» **Work to complete**: Pull every line holding the word "text" out of the data and copy it.

» **Provided information**:
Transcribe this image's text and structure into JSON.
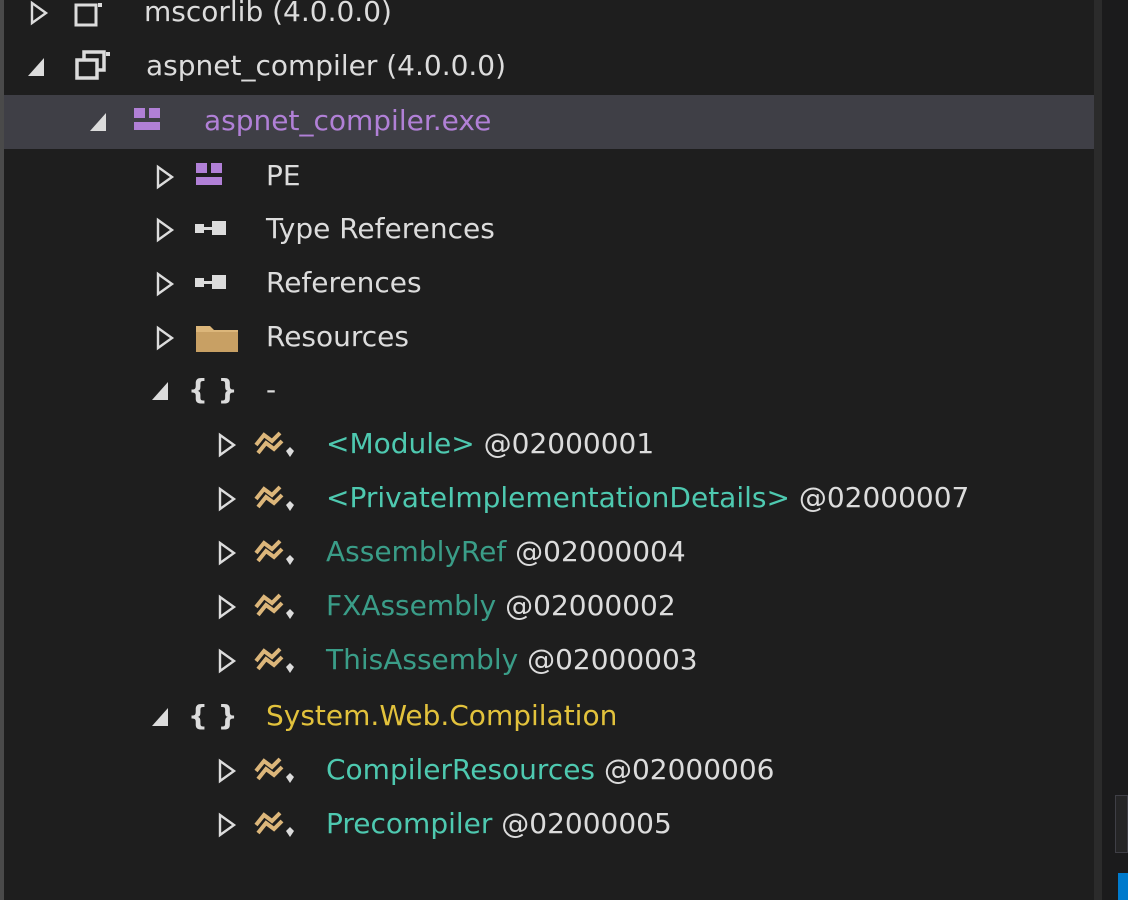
{
  "tree": {
    "rows": [
      {
        "label": "mscorlib (4.0.0.0)",
        "token": "",
        "expander": "collapsed",
        "icon": "assembly-icon"
      },
      {
        "label": "aspnet_compiler (4.0.0.0)",
        "token": "",
        "expander": "expanded",
        "icon": "assembly-icon"
      },
      {
        "label": "aspnet_compiler.exe",
        "token": "",
        "expander": "expanded",
        "icon": "module-icon"
      },
      {
        "label": "PE",
        "token": "",
        "expander": "collapsed",
        "icon": "module-icon"
      },
      {
        "label": "Type References",
        "token": "",
        "expander": "collapsed",
        "icon": "reference-icon"
      },
      {
        "label": "References",
        "token": "",
        "expander": "collapsed",
        "icon": "reference-icon"
      },
      {
        "label": "Resources",
        "token": "",
        "expander": "collapsed",
        "icon": "folder-icon"
      },
      {
        "label": "-",
        "token": "",
        "expander": "expanded",
        "icon": "namespace-icon",
        "braces": "{ }"
      },
      {
        "label": "<Module>",
        "token": "@02000001",
        "expander": "collapsed",
        "icon": "class-icon"
      },
      {
        "label": "<PrivateImplementationDetails>",
        "token": "@02000007",
        "expander": "collapsed",
        "icon": "class-icon"
      },
      {
        "label": "AssemblyRef",
        "token": "@02000004",
        "expander": "collapsed",
        "icon": "class-icon"
      },
      {
        "label": "FXAssembly",
        "token": "@02000002",
        "expander": "collapsed",
        "icon": "class-icon"
      },
      {
        "label": "ThisAssembly",
        "token": "@02000003",
        "expander": "collapsed",
        "icon": "class-icon"
      },
      {
        "label": "System.Web.Compilation",
        "token": "",
        "expander": "expanded",
        "icon": "namespace-icon",
        "braces": "{ }"
      },
      {
        "label": "CompilerResources",
        "token": "@02000006",
        "expander": "collapsed",
        "icon": "class-icon"
      },
      {
        "label": "Precompiler",
        "token": "@02000005",
        "expander": "collapsed",
        "icon": "class-icon"
      }
    ]
  },
  "colors": {
    "background": "#1e1e1e",
    "selected_row": "#3f3f46",
    "text": "#dcdcdc",
    "module": "#b180d7",
    "type": "#4ec9b0",
    "namespace": "#d7ba7d",
    "folder": "#dcb67a"
  }
}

» **Solution below**:
Transcribe this image's text and structure into JSON.
    "text": "#dcdcdc",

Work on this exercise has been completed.